Activity:
Wherever the string "post" appears in a line of the listing below, report that line.

Records shown:
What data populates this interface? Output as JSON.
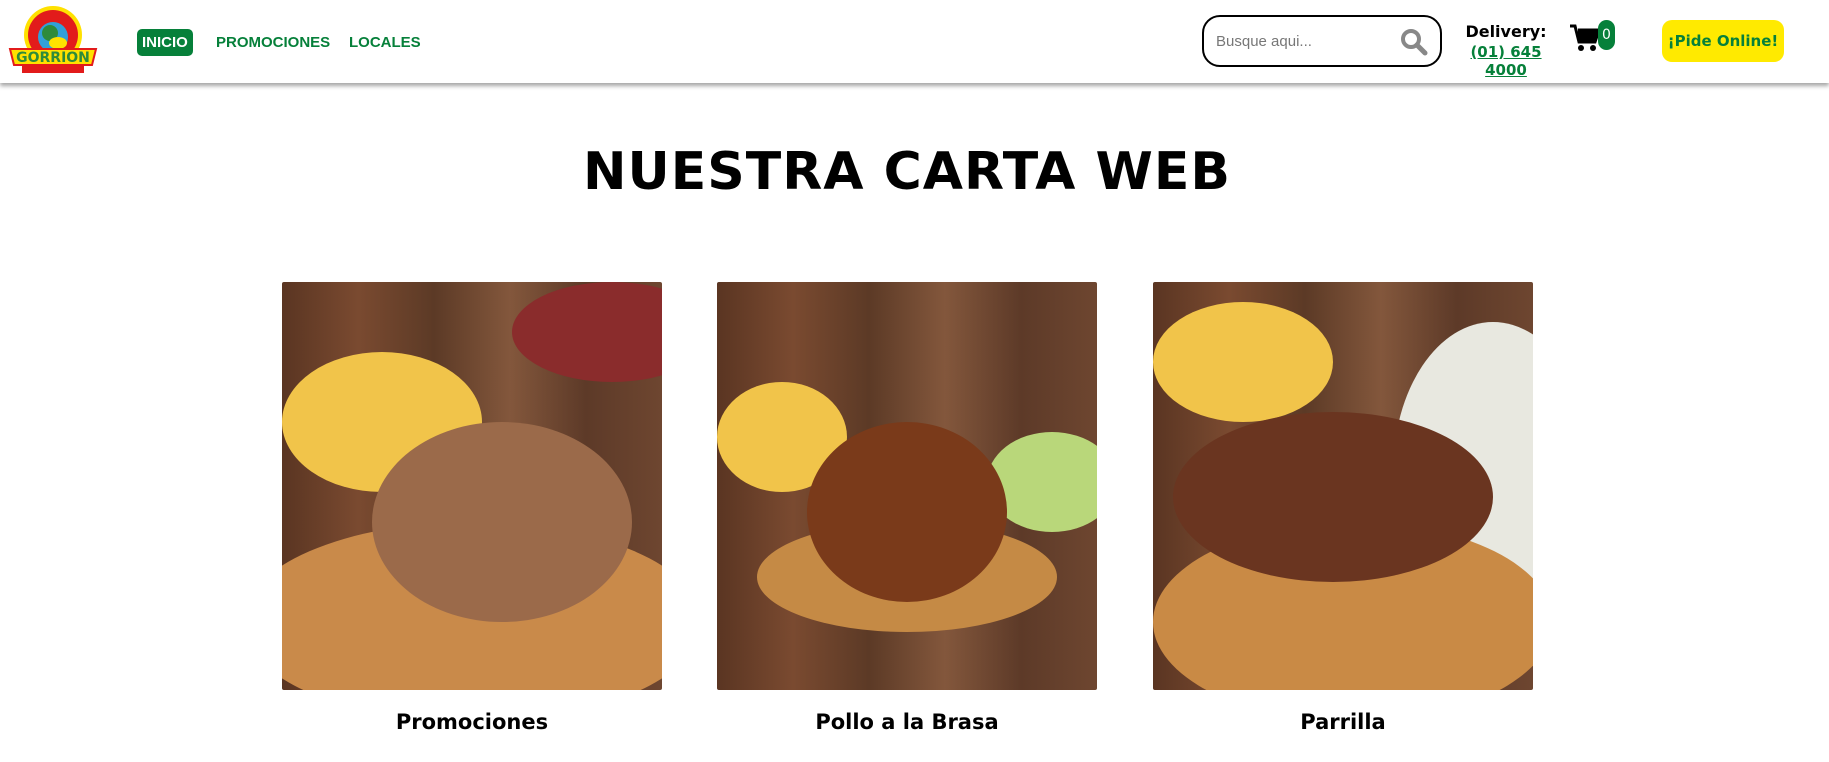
{
  "header": {
    "logo_text": "Restaurant Gorrion - Pollos & Parrillas",
    "nav": [
      {
        "label": "INICIO",
        "active": true
      },
      {
        "label": "PROMOCIONES"
      },
      {
        "label": "LOCALES"
      }
    ],
    "search": {
      "placeholder": "Busque aqui..."
    },
    "delivery": {
      "label": "Delivery:",
      "phone": "(01) 645 4000"
    },
    "cart": {
      "count": "0"
    },
    "cta": "¡Pide Online!"
  },
  "main": {
    "title": "NUESTRA CARTA WEB",
    "cards": [
      {
        "label": "Promociones"
      },
      {
        "label": "Pollo a la Brasa"
      },
      {
        "label": "Parrilla"
      }
    ]
  },
  "colors": {
    "brand_green": "#06803a",
    "cta_yellow": "#ffea00"
  }
}
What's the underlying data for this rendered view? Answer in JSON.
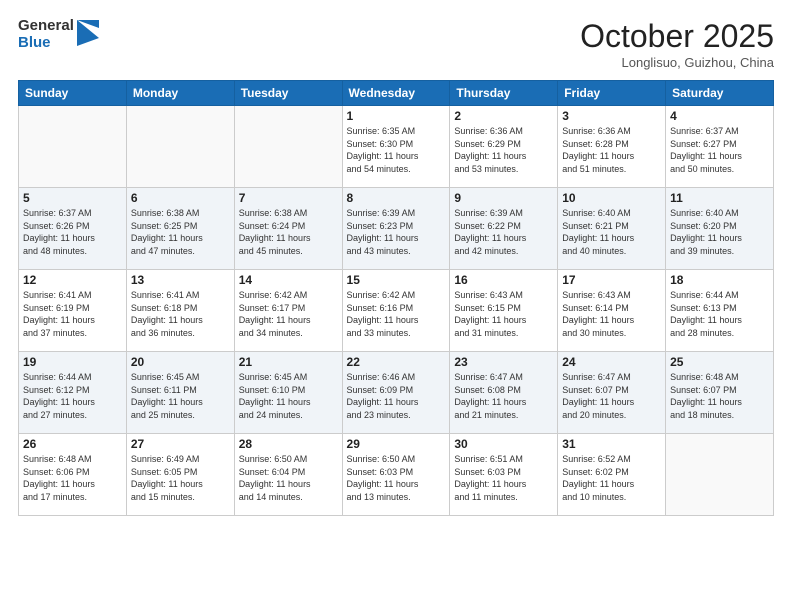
{
  "header": {
    "logo_line1": "General",
    "logo_line2": "Blue",
    "month": "October 2025",
    "location": "Longlisuo, Guizhou, China"
  },
  "weekdays": [
    "Sunday",
    "Monday",
    "Tuesday",
    "Wednesday",
    "Thursday",
    "Friday",
    "Saturday"
  ],
  "weeks": [
    [
      {
        "day": "",
        "info": ""
      },
      {
        "day": "",
        "info": ""
      },
      {
        "day": "",
        "info": ""
      },
      {
        "day": "1",
        "info": "Sunrise: 6:35 AM\nSunset: 6:30 PM\nDaylight: 11 hours\nand 54 minutes."
      },
      {
        "day": "2",
        "info": "Sunrise: 6:36 AM\nSunset: 6:29 PM\nDaylight: 11 hours\nand 53 minutes."
      },
      {
        "day": "3",
        "info": "Sunrise: 6:36 AM\nSunset: 6:28 PM\nDaylight: 11 hours\nand 51 minutes."
      },
      {
        "day": "4",
        "info": "Sunrise: 6:37 AM\nSunset: 6:27 PM\nDaylight: 11 hours\nand 50 minutes."
      }
    ],
    [
      {
        "day": "5",
        "info": "Sunrise: 6:37 AM\nSunset: 6:26 PM\nDaylight: 11 hours\nand 48 minutes."
      },
      {
        "day": "6",
        "info": "Sunrise: 6:38 AM\nSunset: 6:25 PM\nDaylight: 11 hours\nand 47 minutes."
      },
      {
        "day": "7",
        "info": "Sunrise: 6:38 AM\nSunset: 6:24 PM\nDaylight: 11 hours\nand 45 minutes."
      },
      {
        "day": "8",
        "info": "Sunrise: 6:39 AM\nSunset: 6:23 PM\nDaylight: 11 hours\nand 43 minutes."
      },
      {
        "day": "9",
        "info": "Sunrise: 6:39 AM\nSunset: 6:22 PM\nDaylight: 11 hours\nand 42 minutes."
      },
      {
        "day": "10",
        "info": "Sunrise: 6:40 AM\nSunset: 6:21 PM\nDaylight: 11 hours\nand 40 minutes."
      },
      {
        "day": "11",
        "info": "Sunrise: 6:40 AM\nSunset: 6:20 PM\nDaylight: 11 hours\nand 39 minutes."
      }
    ],
    [
      {
        "day": "12",
        "info": "Sunrise: 6:41 AM\nSunset: 6:19 PM\nDaylight: 11 hours\nand 37 minutes."
      },
      {
        "day": "13",
        "info": "Sunrise: 6:41 AM\nSunset: 6:18 PM\nDaylight: 11 hours\nand 36 minutes."
      },
      {
        "day": "14",
        "info": "Sunrise: 6:42 AM\nSunset: 6:17 PM\nDaylight: 11 hours\nand 34 minutes."
      },
      {
        "day": "15",
        "info": "Sunrise: 6:42 AM\nSunset: 6:16 PM\nDaylight: 11 hours\nand 33 minutes."
      },
      {
        "day": "16",
        "info": "Sunrise: 6:43 AM\nSunset: 6:15 PM\nDaylight: 11 hours\nand 31 minutes."
      },
      {
        "day": "17",
        "info": "Sunrise: 6:43 AM\nSunset: 6:14 PM\nDaylight: 11 hours\nand 30 minutes."
      },
      {
        "day": "18",
        "info": "Sunrise: 6:44 AM\nSunset: 6:13 PM\nDaylight: 11 hours\nand 28 minutes."
      }
    ],
    [
      {
        "day": "19",
        "info": "Sunrise: 6:44 AM\nSunset: 6:12 PM\nDaylight: 11 hours\nand 27 minutes."
      },
      {
        "day": "20",
        "info": "Sunrise: 6:45 AM\nSunset: 6:11 PM\nDaylight: 11 hours\nand 25 minutes."
      },
      {
        "day": "21",
        "info": "Sunrise: 6:45 AM\nSunset: 6:10 PM\nDaylight: 11 hours\nand 24 minutes."
      },
      {
        "day": "22",
        "info": "Sunrise: 6:46 AM\nSunset: 6:09 PM\nDaylight: 11 hours\nand 23 minutes."
      },
      {
        "day": "23",
        "info": "Sunrise: 6:47 AM\nSunset: 6:08 PM\nDaylight: 11 hours\nand 21 minutes."
      },
      {
        "day": "24",
        "info": "Sunrise: 6:47 AM\nSunset: 6:07 PM\nDaylight: 11 hours\nand 20 minutes."
      },
      {
        "day": "25",
        "info": "Sunrise: 6:48 AM\nSunset: 6:07 PM\nDaylight: 11 hours\nand 18 minutes."
      }
    ],
    [
      {
        "day": "26",
        "info": "Sunrise: 6:48 AM\nSunset: 6:06 PM\nDaylight: 11 hours\nand 17 minutes."
      },
      {
        "day": "27",
        "info": "Sunrise: 6:49 AM\nSunset: 6:05 PM\nDaylight: 11 hours\nand 15 minutes."
      },
      {
        "day": "28",
        "info": "Sunrise: 6:50 AM\nSunset: 6:04 PM\nDaylight: 11 hours\nand 14 minutes."
      },
      {
        "day": "29",
        "info": "Sunrise: 6:50 AM\nSunset: 6:03 PM\nDaylight: 11 hours\nand 13 minutes."
      },
      {
        "day": "30",
        "info": "Sunrise: 6:51 AM\nSunset: 6:03 PM\nDaylight: 11 hours\nand 11 minutes."
      },
      {
        "day": "31",
        "info": "Sunrise: 6:52 AM\nSunset: 6:02 PM\nDaylight: 11 hours\nand 10 minutes."
      },
      {
        "day": "",
        "info": ""
      }
    ]
  ]
}
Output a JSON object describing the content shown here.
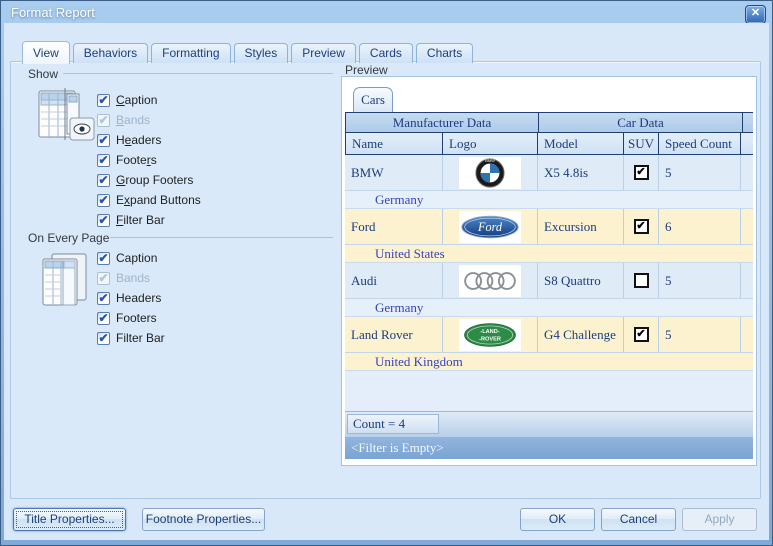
{
  "window": {
    "title": "Format Report",
    "close_glyph": "✕"
  },
  "icons": {
    "check": "✔"
  },
  "tabs": {
    "selected": "View",
    "items": [
      {
        "label": "View"
      },
      {
        "label": "Behaviors"
      },
      {
        "label": "Formatting"
      },
      {
        "label": "Styles"
      },
      {
        "label": "Preview"
      },
      {
        "label": "Cards"
      },
      {
        "label": "Charts"
      }
    ]
  },
  "show_group": {
    "title": "Show",
    "items": [
      {
        "pre": "",
        "u": "C",
        "post": "aption",
        "checked": true,
        "disabled": false
      },
      {
        "pre": "",
        "u": "B",
        "post": "ands",
        "checked": true,
        "disabled": true
      },
      {
        "pre": "H",
        "u": "e",
        "post": "aders",
        "checked": true,
        "disabled": false
      },
      {
        "pre": "Foote",
        "u": "r",
        "post": "s",
        "checked": true,
        "disabled": false
      },
      {
        "pre": "",
        "u": "G",
        "post": "roup Footers",
        "checked": true,
        "disabled": false
      },
      {
        "pre": "E",
        "u": "x",
        "post": "pand Buttons",
        "checked": true,
        "disabled": false
      },
      {
        "pre": "",
        "u": "F",
        "post": "ilter Bar",
        "checked": true,
        "disabled": false
      }
    ]
  },
  "every_page_group": {
    "title": "On Every Page",
    "items": [
      {
        "label": "Caption",
        "checked": true,
        "disabled": false
      },
      {
        "label": "Bands",
        "checked": true,
        "disabled": true
      },
      {
        "label": "Headers",
        "checked": true,
        "disabled": false
      },
      {
        "label": "Footers",
        "checked": true,
        "disabled": false
      },
      {
        "label": "Filter Bar",
        "checked": true,
        "disabled": false
      }
    ]
  },
  "preview": {
    "label": "Preview",
    "grid": {
      "caption_tab": "Cars",
      "bands": [
        "Manufacturer Data",
        "Car Data"
      ],
      "columns": [
        "Name",
        "Logo",
        "Model",
        "SUV",
        "Speed Count"
      ],
      "rows": [
        {
          "name": "BMW",
          "logo": "bmw-logo",
          "model": "X5 4.8is",
          "suv": true,
          "speed_count": "5",
          "group": "Germany"
        },
        {
          "name": "Ford",
          "logo": "ford-logo",
          "model": "Excursion",
          "suv": true,
          "speed_count": "6",
          "group": "United States"
        },
        {
          "name": "Audi",
          "logo": "audi-logo",
          "model": "S8 Quattro",
          "suv": false,
          "speed_count": "5",
          "group": "Germany"
        },
        {
          "name": "Land Rover",
          "logo": "landrover-logo",
          "model": "G4 Challenge",
          "suv": true,
          "speed_count": "5",
          "group": "United Kingdom"
        }
      ],
      "footer_summary": "Count = 4",
      "filter_bar": "<Filter is Empty>"
    }
  },
  "buttons": {
    "title_properties": "Title Properties...",
    "footnote_properties": "Footnote Properties...",
    "ok": "OK",
    "cancel": "Cancel",
    "apply": "Apply"
  },
  "colors": {
    "titlebar_top": "#a9cdef",
    "titlebar_bottom": "#7fa9d8",
    "dialog_bg": "#d8e8f8",
    "tabpage_bg": "#d9e9f9",
    "grid_border_dark": "#1f3f73",
    "grid_text_navy": "#1c3c7e",
    "group_row_text": "#3742bd",
    "row_stripe_blue": "#dfecf8",
    "row_stripe_cream": "#fdf2cf",
    "filter_bar_bg": "#85abd8",
    "button_text": "#1c3f77"
  }
}
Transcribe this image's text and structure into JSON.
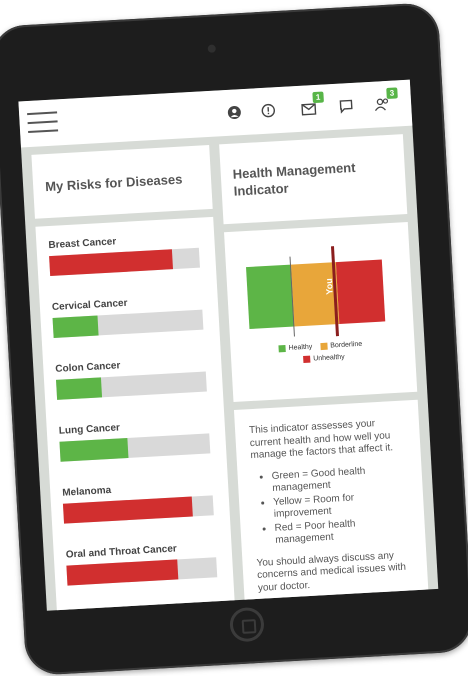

Output of the exercise:
        "post": "aption",
        "post": "ands",
        "post": "aders",
        "post": "s",
        "post": "roup Footers",
        "post": "pand Buttons",
        "post": "ilter Bar",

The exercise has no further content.